|US20060243162 *||Jul 12, 2006||Nov 2, 2006||Rbp Chemical Technology, Inc.||Method of delivering a fountain solution|
|US20060254439 *||Jul 25, 2006||Nov 16, 2006||Stinson David J||Fountain solution recycling system for commercial printers|
|US20090151355 *||Jul 16, 2008||Jun 18, 2009||Kabushiki Kaisha Toshiba||Filtering apparatus, back wash method therefor, filtering device and power plant|
|US20120024504 *||Jul 29, 2011||Feb 2, 2012||Grundfos Management A/S||Heat exchanger unit|
|US20120024518 *||Jul 29, 2011||Feb 2, 2012||Grundfos Management A/S||Service water heating unit|
|CN103909725A *||Apr 18, 2014||Jul 9, 2014||北京睿成宏信印刷技术有限公司||Centralized fountain solution purifying system|

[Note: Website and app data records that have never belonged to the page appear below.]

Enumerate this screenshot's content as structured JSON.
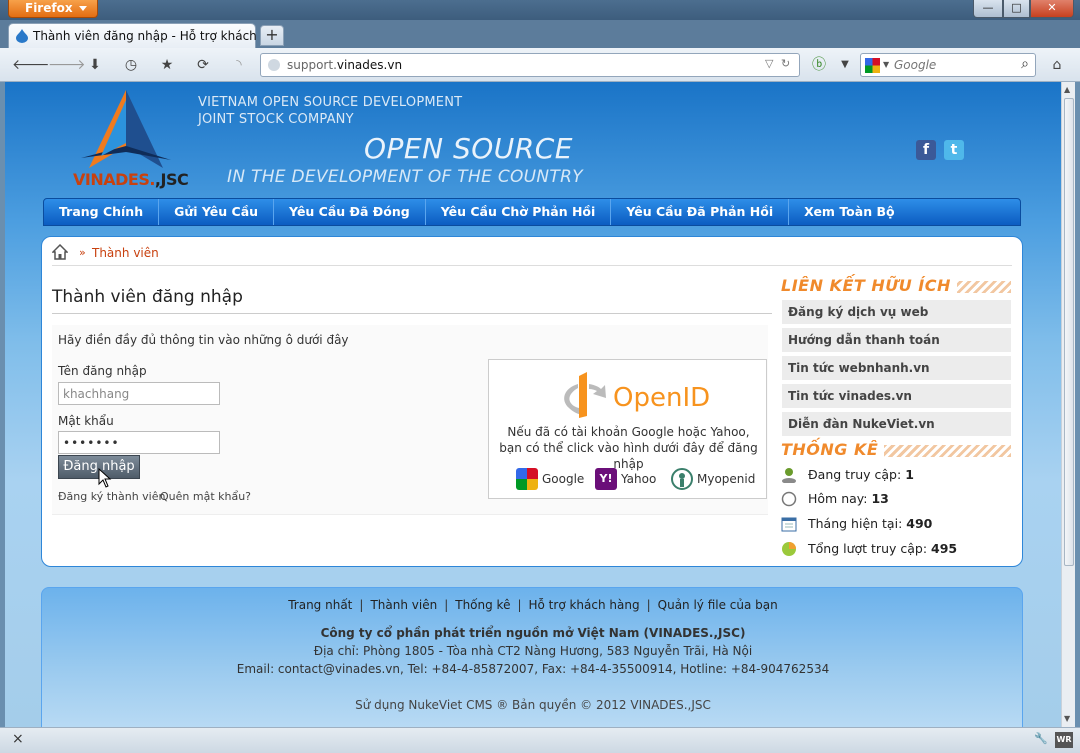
{
  "browser": {
    "app_button": "Firefox",
    "tab_title": "Thành viên đăng nhập - Hỗ trợ khách h...",
    "new_tab_label": "+",
    "url_host_prefix": "support.",
    "url_host_main": "vinades.vn",
    "search_placeholder": "Google"
  },
  "header": {
    "logo_text_main": "VINADES.",
    "logo_text_suffix": ",JSC",
    "company_line1": "VIETNAM OPEN SOURCE DEVELOPMENT",
    "company_line2": "JOINT STOCK COMPANY",
    "slogan_line1": "OPEN SOURCE",
    "slogan_line2": "IN THE DEVELOPMENT OF THE COUNTRY",
    "facebook_label": "f",
    "twitter_label": "t"
  },
  "menu": [
    {
      "label": "Trang Chính"
    },
    {
      "label": "Gửi Yêu Cầu"
    },
    {
      "label": "Yêu Cầu Đã Đóng"
    },
    {
      "label": "Yêu Cầu Chờ Phản Hồi"
    },
    {
      "label": "Yêu Cầu Đã Phản Hồi"
    },
    {
      "label": "Xem Toàn Bộ"
    }
  ],
  "breadcrumb": {
    "separator": "»",
    "current": "Thành viên"
  },
  "login": {
    "title": "Thành viên đăng nhập",
    "intro": "Hãy điền đầy đủ thông tin vào những ô dưới đây",
    "username_label": "Tên đăng nhập",
    "username_value": "khachhang",
    "password_label": "Mật khẩu",
    "password_value": "•••••••",
    "submit_label": "Đăng nhập",
    "register_link": "Đăng ký thành viên",
    "forgot_link": "Quên mật khẩu?"
  },
  "openid": {
    "logo_text": "OpenID",
    "text_line1": "Nếu đã có tài khoản Google hoặc Yahoo,",
    "text_line2": "bạn có thể click vào hình dưới đây để đăng nhập",
    "providers": [
      {
        "label": "Google"
      },
      {
        "label": "Yahoo"
      },
      {
        "label": "Myopenid"
      }
    ]
  },
  "sidebar": {
    "links_title": "LIÊN KẾT HỮU ÍCH",
    "links": [
      {
        "label": "Đăng ký dịch vụ web"
      },
      {
        "label": "Hướng dẫn thanh toán"
      },
      {
        "label": "Tin tức webnhanh.vn"
      },
      {
        "label": "Tin tức vinades.vn"
      },
      {
        "label": "Diễn đàn NukeViet.vn"
      }
    ],
    "stats_title": "THỐNG KÊ",
    "stats": [
      {
        "label": "Đang truy cập:",
        "value": "1"
      },
      {
        "label": "Hôm nay:",
        "value": "13"
      },
      {
        "label": "Tháng hiện tại:",
        "value": "490"
      },
      {
        "label": "Tổng lượt truy cập:",
        "value": "495"
      }
    ]
  },
  "footer": {
    "links": [
      {
        "label": "Trang nhất"
      },
      {
        "label": "Thành viên"
      },
      {
        "label": "Thống kê"
      },
      {
        "label": "Hỗ trợ khách hàng"
      },
      {
        "label": "Quản lý file của bạn"
      }
    ],
    "link_separator": "|",
    "company": "Công ty cổ phần phát triển nguồn mở Việt Nam (VINADES.,JSC)",
    "address": "Địa chỉ: Phòng 1805 - Tòa nhà CT2 Nàng Hương, 583 Nguyễn Trãi, Hà Nội",
    "contact": "Email: contact@vinades.vn, Tel: +84-4-85872007, Fax: +84-4-35500914, Hotline: +84-904762534",
    "copyright": "Sử dụng NukeViet CMS ® Bản quyền © 2012 VINADES.,JSC"
  },
  "statusbar": {
    "close_label": "×",
    "addon_label": "WR"
  },
  "colors": {
    "menu_blue": "#0b5cc1",
    "accent_orange": "#f08a2c",
    "breadcrumb_red": "#c8410f"
  }
}
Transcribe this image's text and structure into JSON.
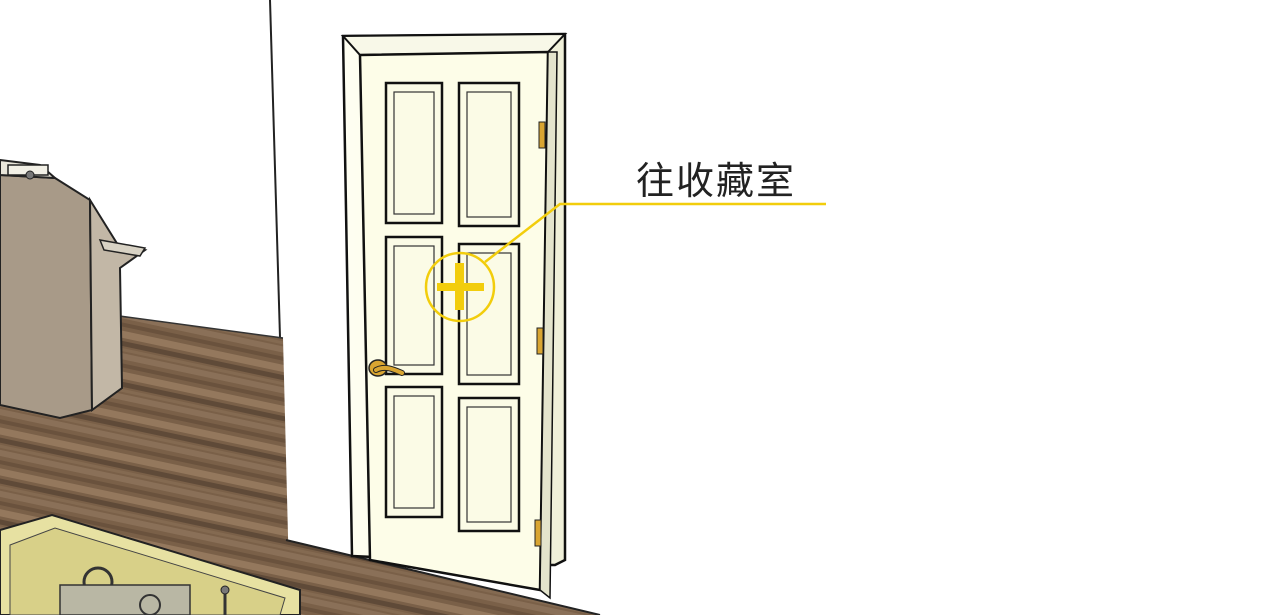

|U.S. Classification||137/565.33, 210/181, 137/428, 137/340, 210/197, 101/364|
|Cooperative Classification||B41F31/08, Y10T137/6579, Y10T137/86163, Y10T137/742|
|Feb 11, 1992||REMI||Maintenance fee reminder mailed|
|Jul 5, 1992||LAPS||Lapse for failure to pay maintenance fees|
|Sep 8, 1992||FP||Expired due to failure to pay maintenance fee|
Effective date: 19920705